**Exercise:** In the records that follow, locate every line with "이모티콘" and extract it.

****************************************

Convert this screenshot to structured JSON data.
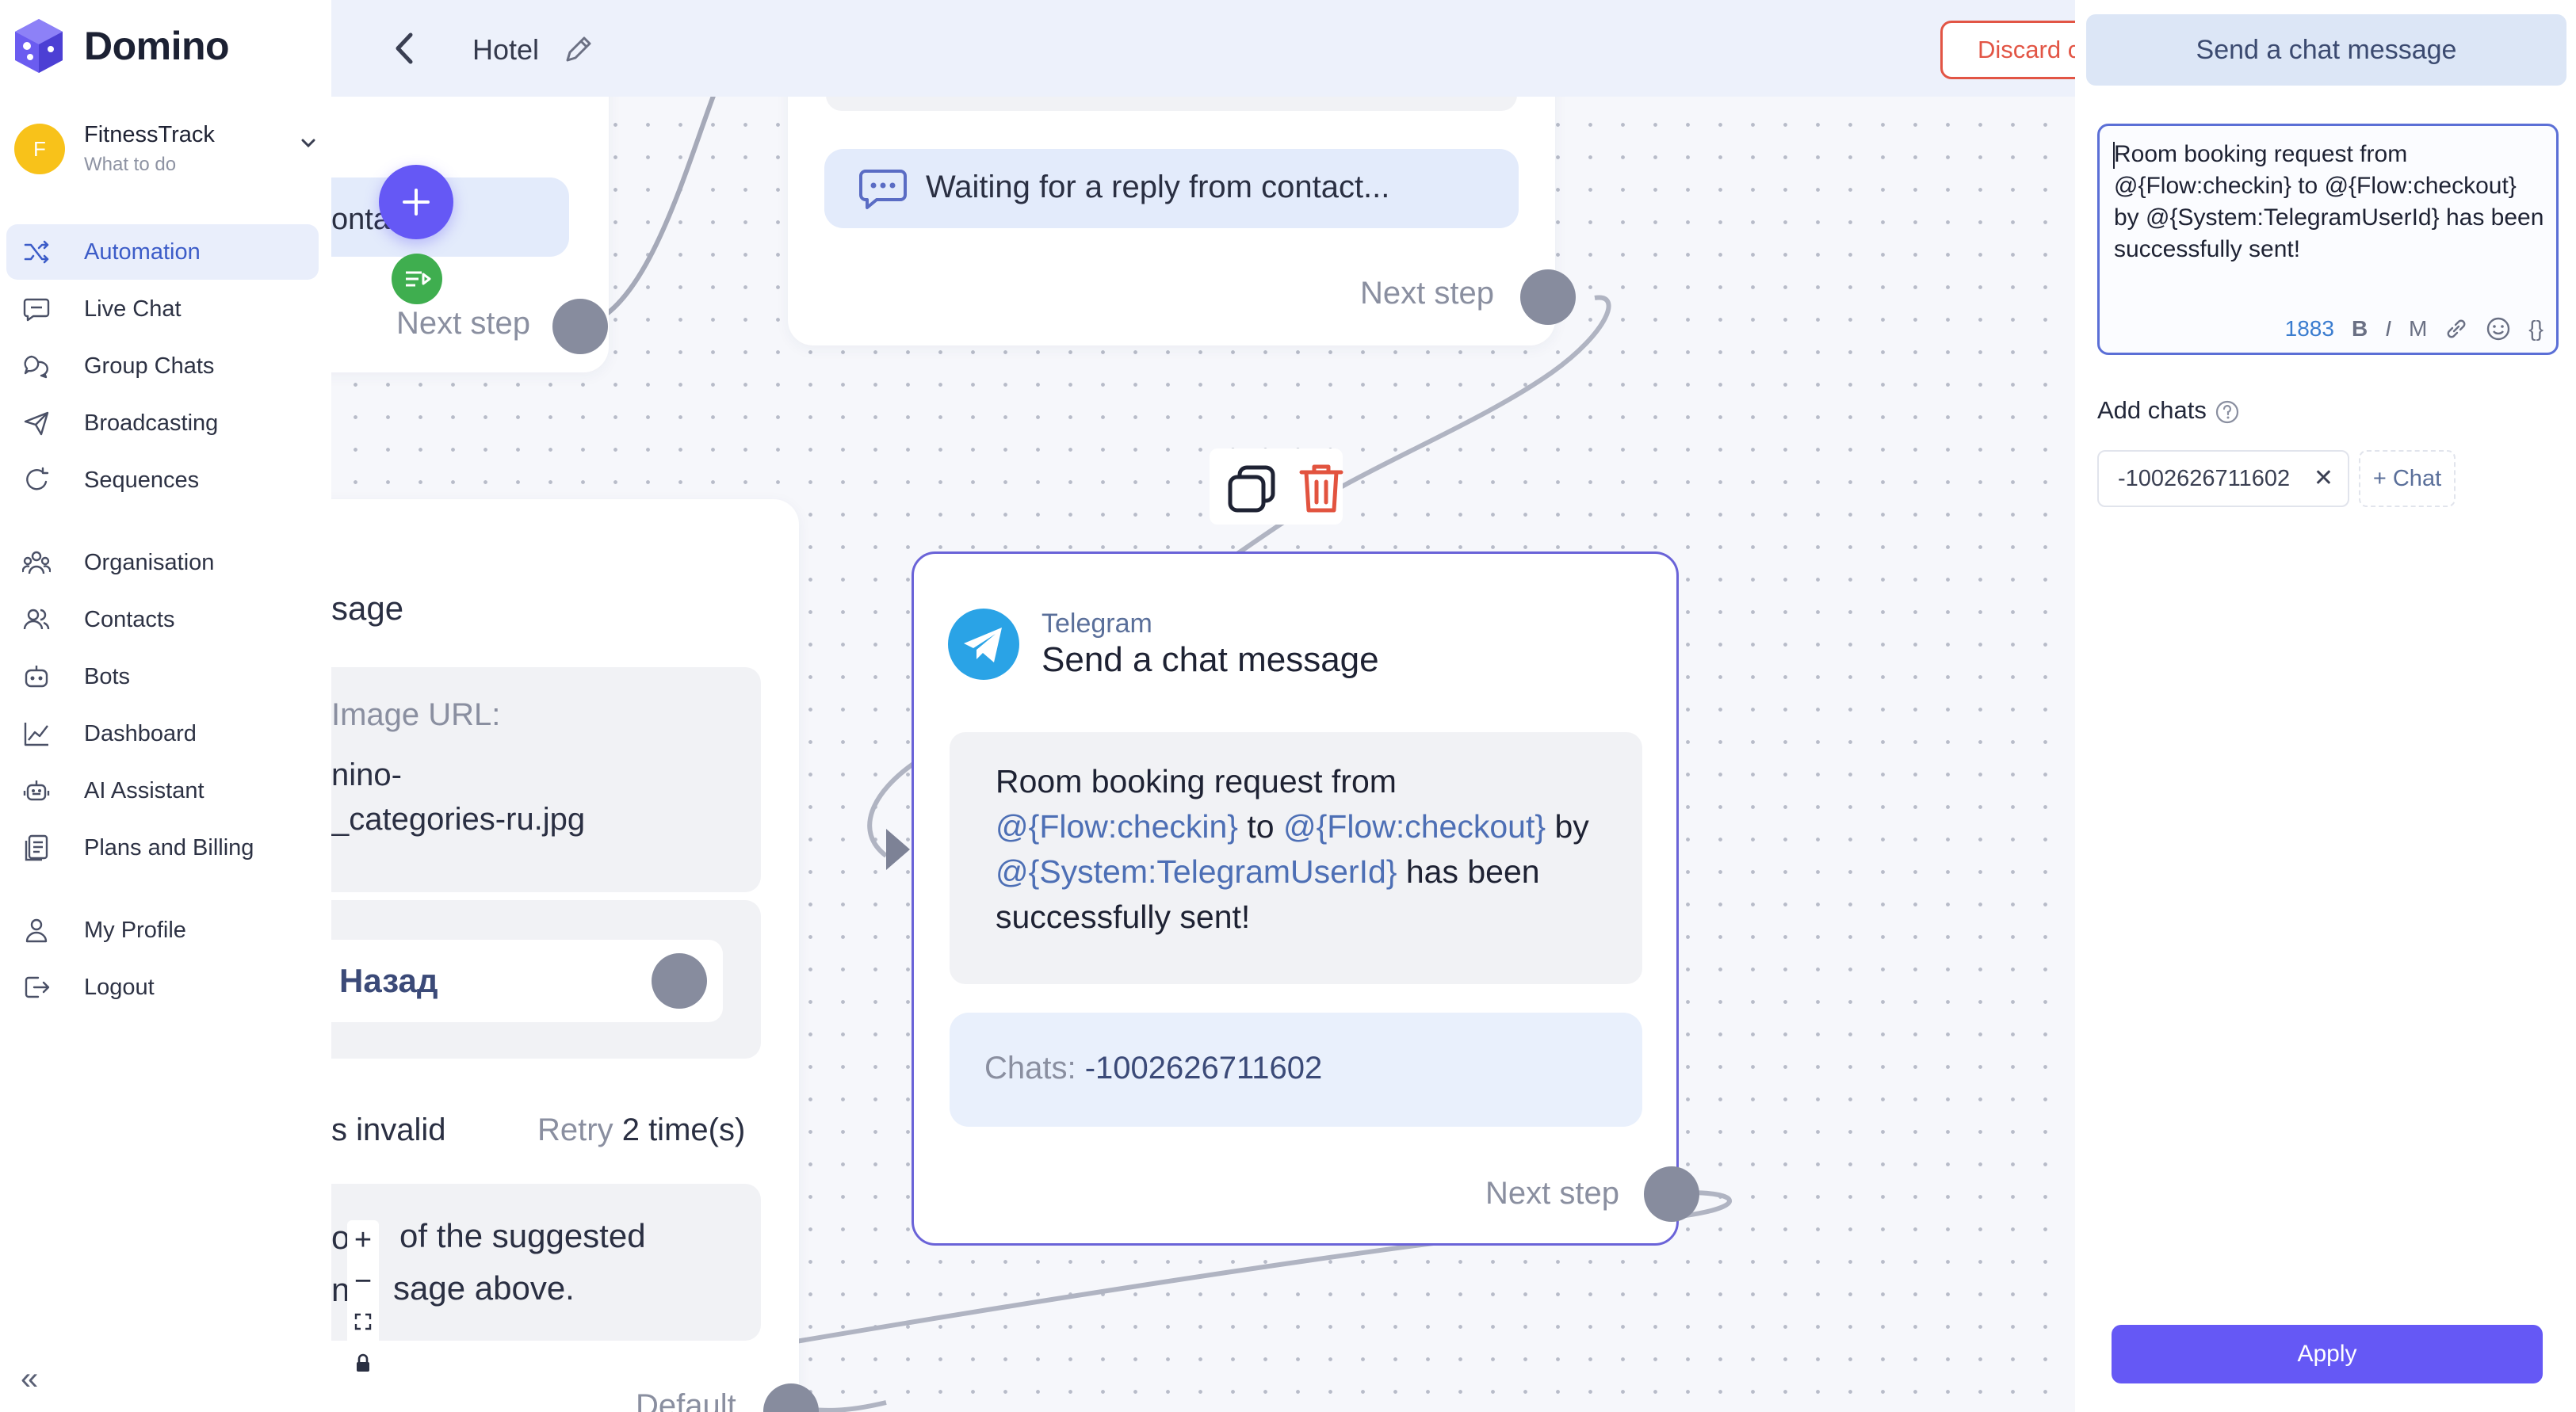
{
  "app": {
    "name": "Domino"
  },
  "workspace": {
    "avatar_letter": "F",
    "name": "FitnessTrack",
    "subtitle": "What to do"
  },
  "sidebar": {
    "items": [
      {
        "label": "Automation",
        "icon": "shuffle-icon",
        "active": true
      },
      {
        "label": "Live Chat",
        "icon": "chat-bubble-icon"
      },
      {
        "label": "Group Chats",
        "icon": "group-chat-icon"
      },
      {
        "label": "Broadcasting",
        "icon": "send-icon"
      },
      {
        "label": "Sequences",
        "icon": "loop-icon"
      },
      {
        "label": "Organisation",
        "icon": "organisation-icon"
      },
      {
        "label": "Contacts",
        "icon": "contacts-icon"
      },
      {
        "label": "Bots",
        "icon": "bot-icon"
      },
      {
        "label": "Dashboard",
        "icon": "chart-line-icon"
      },
      {
        "label": "AI Assistant",
        "icon": "ai-robot-icon"
      },
      {
        "label": "Plans and Billing",
        "icon": "billing-icon"
      },
      {
        "label": "My Profile",
        "icon": "user-icon"
      },
      {
        "label": "Logout",
        "icon": "logout-icon"
      }
    ],
    "collapse_label": "«"
  },
  "header": {
    "title": "Hotel",
    "discard_label": "Discard c"
  },
  "canvas": {
    "left_node": {
      "truncated_label": "onta",
      "next_step": "Next step"
    },
    "wait_node": {
      "waiting_text": "Waiting for a reply from contact...",
      "next_step": "Next step"
    },
    "image_node": {
      "title_partial": "sage",
      "image_url_label": "Image URL:",
      "image_url_line1": "nino-",
      "image_url_line2": "_categories-ru.jpg",
      "button_label": "Назад",
      "invalid_label": "s invalid",
      "retry_prefix": "Retry",
      "retry_count": "2 time(s)",
      "suggest_line1": "of the suggested",
      "suggest_line2": "sage above.",
      "suggest_frag1": "o",
      "suggest_frag2": "n",
      "default_label": "Default"
    },
    "telegram_node": {
      "channel": "Telegram",
      "title": "Send a chat message",
      "message_plain1": "Room booking request from",
      "message_var1": "@{Flow:checkin}",
      "message_plain2": " to ",
      "message_var2": "@{Flow:checkout}",
      "message_plain3": " by",
      "message_var3": "@{System:TelegramUserId}",
      "message_plain4": " has been",
      "message_plain5": "successfully sent!",
      "chats_label": "Chats: ",
      "chats_value": "-1002626711602",
      "next_step": "Next step"
    },
    "zoom_controls": {
      "zoom_in": "+",
      "zoom_out": "−"
    }
  },
  "panel": {
    "title": "Send a chat message",
    "message": "Room booking request from @{Flow:checkin} to @{Flow:checkout} by @{System:TelegramUserId} has been successfully sent!",
    "char_count": "1883",
    "toolbar": {
      "bold": "B",
      "italic": "I",
      "mono": "M",
      "variables": "{}"
    },
    "add_chats_label": "Add chats",
    "chip_value": "-1002626711602",
    "chip_remove": "✕",
    "add_chat_label": "+ Chat",
    "apply_label": "Apply"
  },
  "colors": {
    "accent": "#6558f5",
    "active_nav": "#3c5cc8",
    "discard": "#e25545",
    "node_border": "#6a63d8",
    "telegram": "#2aa3e6"
  }
}
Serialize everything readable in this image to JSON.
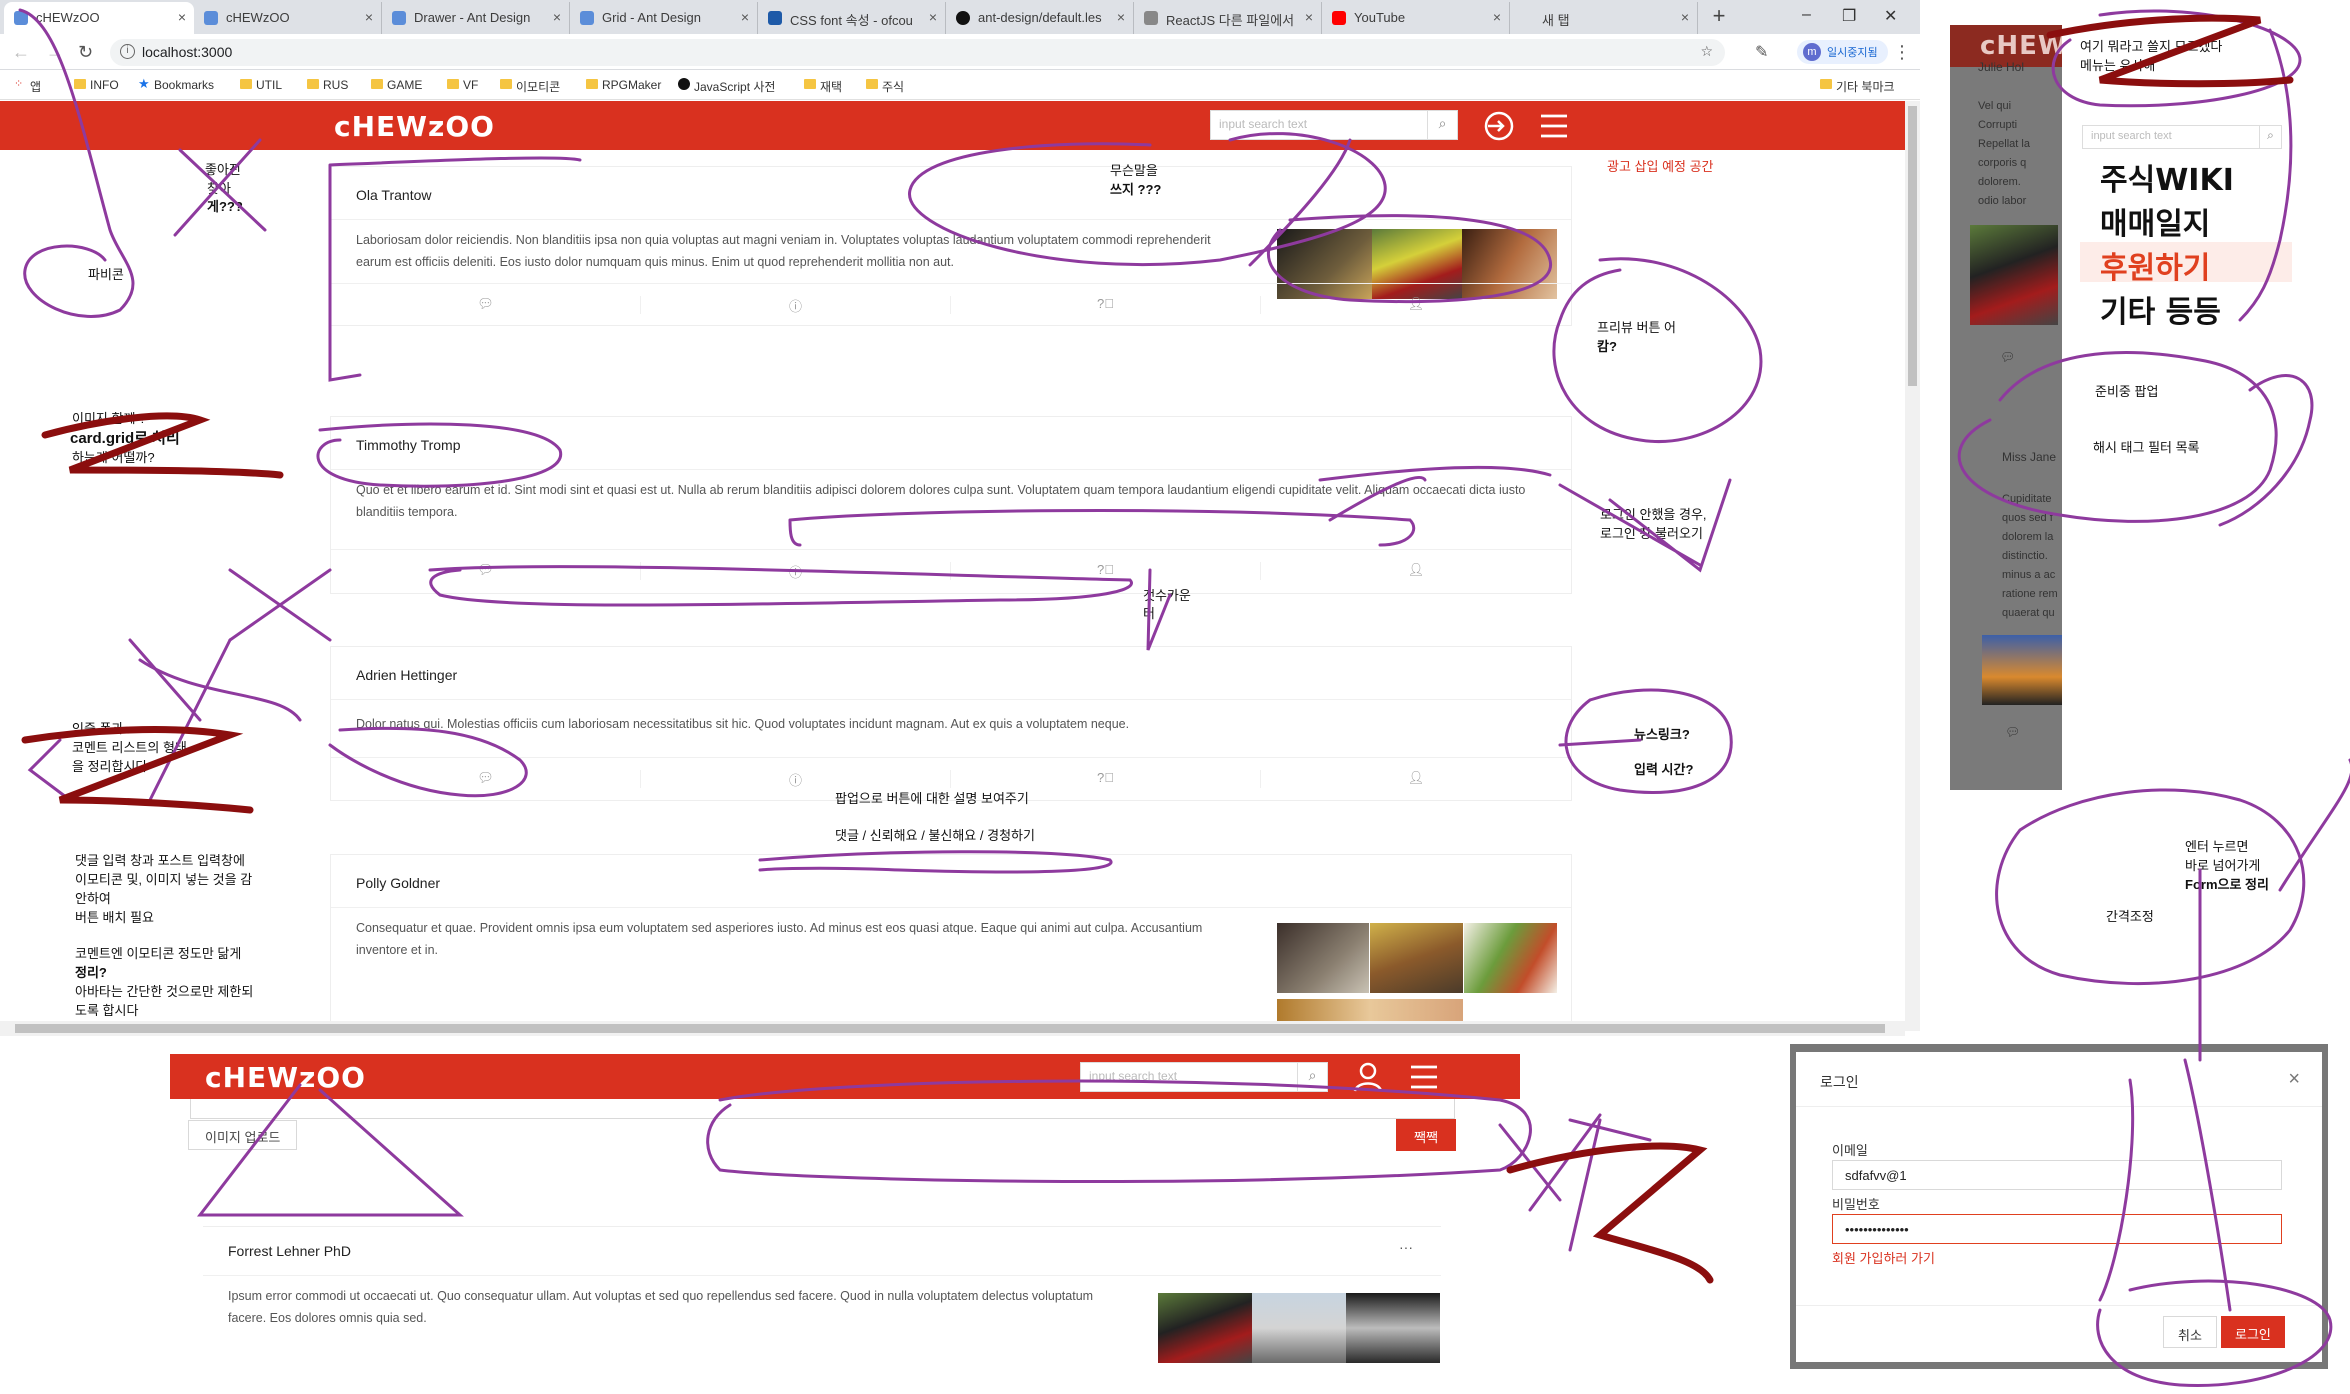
{
  "browser": {
    "tabs": [
      "cHEWzOO",
      "cHEWzOO",
      "Drawer - Ant Design",
      "Grid - Ant Design",
      "CSS font 속성 - ofcou",
      "ant-design/default.les",
      "ReactJS 다른 파일에서",
      "YouTube",
      "새 탭"
    ],
    "tab_close": "×",
    "new_tab": "+",
    "url": "localhost:3000",
    "pause_label": "일시중지됨",
    "pause_avatar": "m",
    "bookmarks": [
      "앱",
      "INFO",
      "Bookmarks",
      "UTIL",
      "RUS",
      "GAME",
      "VF",
      "이모티콘",
      "RPGMaker",
      "JavaScript 사전",
      "재택",
      "주식"
    ],
    "other_bookmarks": "기타 북마크"
  },
  "header": {
    "logo": "cHEWzOO",
    "search_placeholder": "input search text"
  },
  "ad_space": "광고 삽입 예정 공간",
  "posts": [
    {
      "author": "Ola Trantow",
      "text": "Laboriosam dolor reiciendis. Non blanditiis ipsa non quia voluptas aut magni veniam in. Voluptates voluptas laudantium voluptatem commodi reprehenderit earum est officiis deleniti. Eos iusto dolor numquam quis minus. Enim ut quod reprehenderit mollitia non aut."
    },
    {
      "author": "Timmothy Tromp",
      "text": "Quo et et libero earum et id. Sint modi sint et quasi est ut. Nulla ab rerum blanditiis adipisci dolorem dolores culpa sunt. Voluptatem quam tempora laudantium eligendi cupiditate velit. Aliquam occaecati dicta iusto blanditiis tempora."
    },
    {
      "author": "Adrien Hettinger",
      "text": "Dolor natus qui. Molestias officiis cum laboriosam necessitatibus sit hic. Quod voluptates incidunt magnam. Aut ex quis a voluptatem neque."
    },
    {
      "author": "Polly Goldner",
      "text": "Consequatur et quae. Provident omnis ipsa eum voluptatem sed asperiores iusto. Ad minus est eos quasi atque. Eaque qui animi aut culpa. Accusantium inventore et in."
    }
  ],
  "notes": {
    "n1": "파비콘",
    "n2a": "좋아진",
    "n2b": "찾아",
    "n2c": "게???",
    "n3a": "무슨말을",
    "n3b": "쓰지 ???",
    "n4a": "프리뷰 버튼 어",
    "n4b": "캄?",
    "n5a": "이미지 함께 ?",
    "n5b": "card.grid로 처리",
    "n5c": "하는게 어떨까?",
    "n6a": "로그인 안했을 경우,",
    "n6b": "로그인 창 불러오기",
    "n7a": "갯수카운",
    "n7b": "터",
    "n8a": "인증 폼과",
    "n8b": "코멘트 리스트의 형태",
    "n8c": "을 정리합시다",
    "n9": "뉴스링크?",
    "n10": "입력 시간?",
    "n11": "팝업으로 버튼에 대한 설명 보여주기",
    "n12": "댓글 / 신뢰해요 / 불신해요 / 경청하기",
    "n13a": "댓글 입력 창과 포스트 입력창에",
    "n13b": "이모티콘 및, 이미지 넣는 것을 감",
    "n13c": "안하여",
    "n13d": "버튼 배치 필요",
    "n14a": "코멘트엔 이모티콘 정도만 닮게",
    "n14b": "정리?",
    "n14c": "아바타는 간단한 것으로만 제한되",
    "n14d": "도록 합시다",
    "n15a": "엔터 누르면",
    "n15b": "바로 넘어가게",
    "n15c": "Form으로 정리",
    "n16": "간격조정",
    "n17a": "여기 뭐라고 쓸지 모르겠다",
    "n17b": "메뉴는 유사해",
    "n18": "준비중 팝업",
    "n19": "해시 태그 필터 목록"
  },
  "drawer": {
    "logo": "cHEW",
    "search_placeholder": "input search text",
    "menu": [
      "주식WIKI",
      "매매일지",
      "후원하기",
      "기타 등등"
    ],
    "bg_names": [
      "Julie Hol",
      "Miss Jane"
    ],
    "bg_text1": [
      "Vel qui",
      "Corrupti",
      "Repellat la",
      "corporis q",
      "dolorem.",
      "odio labor"
    ],
    "bg_text2": [
      "Cupiditate",
      "quos sed f",
      "dolorem la",
      "distinctio.",
      "minus a ac",
      "ratione rem",
      "quaerat qu"
    ]
  },
  "editor": {
    "upload_label": "이미지 업로드",
    "submit_label": "짹짹",
    "post_author": "Forrest Lehner PhD",
    "post_more": "···",
    "post_text": "Ipsum error commodi ut occaecati ut. Quo consequatur ullam. Aut voluptas et sed quo repellendus sed facere. Quod in nulla voluptatem delectus voluptatum facere. Eos dolores omnis quia sed."
  },
  "login": {
    "title": "로그인",
    "close": "×",
    "email_label": "이메일",
    "email_value": "sdfafvv@1",
    "password_label": "비밀번호",
    "password_value": "••••••••••••••",
    "signup_link": "회원 가입하러 가기",
    "cancel": "취소",
    "ok": "로그인"
  },
  "colors": {
    "brand": "#d9311f",
    "ink_purple": "#8e3a9e",
    "ink_red": "#8b0e0e"
  }
}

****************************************

**Solution below:**
      "이모티콘",
    "n13b": "이모티콘 및, 이미지 넣는 것을 감",
    "n14a": "코멘트엔 이모티콘 정도만 닮게",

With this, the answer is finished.